* Material to process *

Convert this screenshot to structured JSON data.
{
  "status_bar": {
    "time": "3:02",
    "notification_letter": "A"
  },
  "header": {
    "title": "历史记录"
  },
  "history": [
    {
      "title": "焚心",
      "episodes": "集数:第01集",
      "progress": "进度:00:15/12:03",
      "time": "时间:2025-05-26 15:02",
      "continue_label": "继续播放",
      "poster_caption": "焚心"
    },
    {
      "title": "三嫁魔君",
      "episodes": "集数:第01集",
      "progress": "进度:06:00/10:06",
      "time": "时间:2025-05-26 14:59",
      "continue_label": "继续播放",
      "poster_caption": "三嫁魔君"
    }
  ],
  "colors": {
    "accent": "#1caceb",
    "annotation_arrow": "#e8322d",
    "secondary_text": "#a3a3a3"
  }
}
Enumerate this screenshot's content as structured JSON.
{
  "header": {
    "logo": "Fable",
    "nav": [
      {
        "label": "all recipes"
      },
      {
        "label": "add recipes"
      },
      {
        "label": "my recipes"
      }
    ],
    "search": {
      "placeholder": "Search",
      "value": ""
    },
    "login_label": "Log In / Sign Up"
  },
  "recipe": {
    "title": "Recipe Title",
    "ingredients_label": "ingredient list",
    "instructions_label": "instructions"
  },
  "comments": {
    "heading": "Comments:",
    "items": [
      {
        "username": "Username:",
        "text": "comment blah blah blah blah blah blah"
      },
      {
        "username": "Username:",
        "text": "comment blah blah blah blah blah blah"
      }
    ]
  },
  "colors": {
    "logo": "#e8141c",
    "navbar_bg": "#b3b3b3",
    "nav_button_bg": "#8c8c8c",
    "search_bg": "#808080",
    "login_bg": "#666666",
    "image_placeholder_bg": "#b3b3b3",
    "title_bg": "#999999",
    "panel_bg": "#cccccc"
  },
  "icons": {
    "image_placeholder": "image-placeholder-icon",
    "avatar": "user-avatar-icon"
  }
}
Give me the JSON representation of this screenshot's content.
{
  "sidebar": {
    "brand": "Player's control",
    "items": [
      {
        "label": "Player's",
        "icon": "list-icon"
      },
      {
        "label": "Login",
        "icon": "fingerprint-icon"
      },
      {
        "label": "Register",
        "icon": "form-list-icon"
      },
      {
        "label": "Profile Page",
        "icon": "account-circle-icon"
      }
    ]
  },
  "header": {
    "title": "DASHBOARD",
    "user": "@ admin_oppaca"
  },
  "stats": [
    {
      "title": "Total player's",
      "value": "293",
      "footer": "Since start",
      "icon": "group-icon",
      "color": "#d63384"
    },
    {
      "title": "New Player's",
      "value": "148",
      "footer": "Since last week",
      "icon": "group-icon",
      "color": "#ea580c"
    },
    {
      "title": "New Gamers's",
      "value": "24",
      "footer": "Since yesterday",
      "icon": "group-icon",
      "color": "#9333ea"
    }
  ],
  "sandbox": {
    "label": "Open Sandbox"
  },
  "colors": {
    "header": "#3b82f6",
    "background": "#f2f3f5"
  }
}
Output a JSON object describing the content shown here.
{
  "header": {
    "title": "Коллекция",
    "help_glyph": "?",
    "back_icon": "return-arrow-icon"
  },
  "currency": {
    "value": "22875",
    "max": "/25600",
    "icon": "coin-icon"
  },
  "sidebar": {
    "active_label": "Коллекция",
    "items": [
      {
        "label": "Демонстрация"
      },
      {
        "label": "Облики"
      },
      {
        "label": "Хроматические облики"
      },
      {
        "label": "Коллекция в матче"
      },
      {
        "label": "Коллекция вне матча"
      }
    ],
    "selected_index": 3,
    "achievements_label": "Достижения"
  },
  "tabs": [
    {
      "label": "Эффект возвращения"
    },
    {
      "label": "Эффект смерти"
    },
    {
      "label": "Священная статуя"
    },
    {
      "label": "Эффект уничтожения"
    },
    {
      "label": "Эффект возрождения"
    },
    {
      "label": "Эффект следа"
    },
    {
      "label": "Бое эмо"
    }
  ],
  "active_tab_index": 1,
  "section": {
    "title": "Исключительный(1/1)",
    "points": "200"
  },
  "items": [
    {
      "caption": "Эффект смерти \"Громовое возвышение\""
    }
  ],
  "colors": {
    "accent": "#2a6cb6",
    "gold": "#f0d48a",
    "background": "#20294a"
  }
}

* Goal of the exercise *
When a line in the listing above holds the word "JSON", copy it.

* Output below *
Convert this screenshot to structured JSON data.
Enumerate this screenshot's content as structured JSON.
Give me the JSON representation of this screenshot's content.
Output a JSON object describing the content shown here.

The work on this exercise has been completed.